Saturday, November 28, 2009

Mobile Phones - Alternative Penalties

The Vikings Weekender is a small weekend tournament held in Canberra, Australia each year. This year there are 57 players playing, with a time limit of G60m+10s per moved. As it isn't FIDE rated, I (the arbiter) have a little flexibility with some of the rules. For this years event I am trialling a different set of penalties for Mobile Phone Infractions.
Instead of the instant loss that the current FIDE Rules prescribe, I instead announced a two-step system. If a players phone makes a sound (ring, beep, trill etc), the player will be given a warning and the opponent will be given an additional 5 minutes time. If it happens a second time the player will then lose the games. Note: Players are still forbidden from conducting conversations on the phone if it does ring.
As for how it is working in practice I cannot say. By the end of Day 1, no ones phone made a noise.

Monday, November 23, 2009

Bughouse Rules

A couple of weeks ago the ACT Junior Chess League held it's annual Transfer Tournament. (For those unaware, Transfer is the named used for Bughouse or Tandem Chess in Australia). The difficulty in running this event is that there are some subtle variants of the rules for Transfer, some of which only make sense if you are playing online.
So for information here are the declared variants to the rules that others may use.
Firstly, the reference for the rules we used was

The changes from these rules were

You can drop for check, but not for checkmate. Dropping for mate and pressing the clock is considered an illegal move (and the opponents can claim a win).
Pawns cannot be dropped on the 1st or 8th ranks.
There is no promotion. Pawns reaching the 8th rank just sit there until captured.
Partners can offer any sort of advice, even going so far as to suggest actual moves. The however cannot touch the pieces or clock on their partners board.
Castling can only take place with the original (ie non-dropped) rook.

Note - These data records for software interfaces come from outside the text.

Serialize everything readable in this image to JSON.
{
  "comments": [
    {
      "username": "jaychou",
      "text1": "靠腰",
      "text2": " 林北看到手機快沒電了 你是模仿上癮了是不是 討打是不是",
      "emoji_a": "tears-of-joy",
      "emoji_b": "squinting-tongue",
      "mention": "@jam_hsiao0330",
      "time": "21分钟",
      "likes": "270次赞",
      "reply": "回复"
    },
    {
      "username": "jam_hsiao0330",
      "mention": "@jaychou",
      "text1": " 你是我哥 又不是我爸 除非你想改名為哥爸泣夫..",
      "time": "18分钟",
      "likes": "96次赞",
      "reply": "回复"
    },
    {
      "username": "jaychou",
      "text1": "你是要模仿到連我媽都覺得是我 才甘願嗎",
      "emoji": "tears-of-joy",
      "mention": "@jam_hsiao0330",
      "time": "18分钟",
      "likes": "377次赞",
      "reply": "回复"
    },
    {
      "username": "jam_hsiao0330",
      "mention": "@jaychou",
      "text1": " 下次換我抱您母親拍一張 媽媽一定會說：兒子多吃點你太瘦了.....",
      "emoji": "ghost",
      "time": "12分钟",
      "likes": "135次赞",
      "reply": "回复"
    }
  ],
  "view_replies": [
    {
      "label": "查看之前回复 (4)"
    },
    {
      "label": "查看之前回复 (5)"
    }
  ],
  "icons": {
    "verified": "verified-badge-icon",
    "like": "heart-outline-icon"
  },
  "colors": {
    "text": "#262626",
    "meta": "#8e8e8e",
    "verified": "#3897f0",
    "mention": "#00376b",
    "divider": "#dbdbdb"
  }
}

The trickiest (and most controversial) rule is the no-drop-for-mate rule. This rule has been around in Canberra since I started playing chess over 25 years ago, although it's continued existence probably has a lot to do with old hands like myself arguing for it's retention. Indeed when it was announced at this years tournament, it was met with a chorus of boos from the mainly under 14 crowd.
The no-promotion rule is simply to make OTB Transfer easier to handle. No running after spare queens, and then trying to remember if it was the promoted queen or the original queen that was captured (and therefore turned back into a pawn).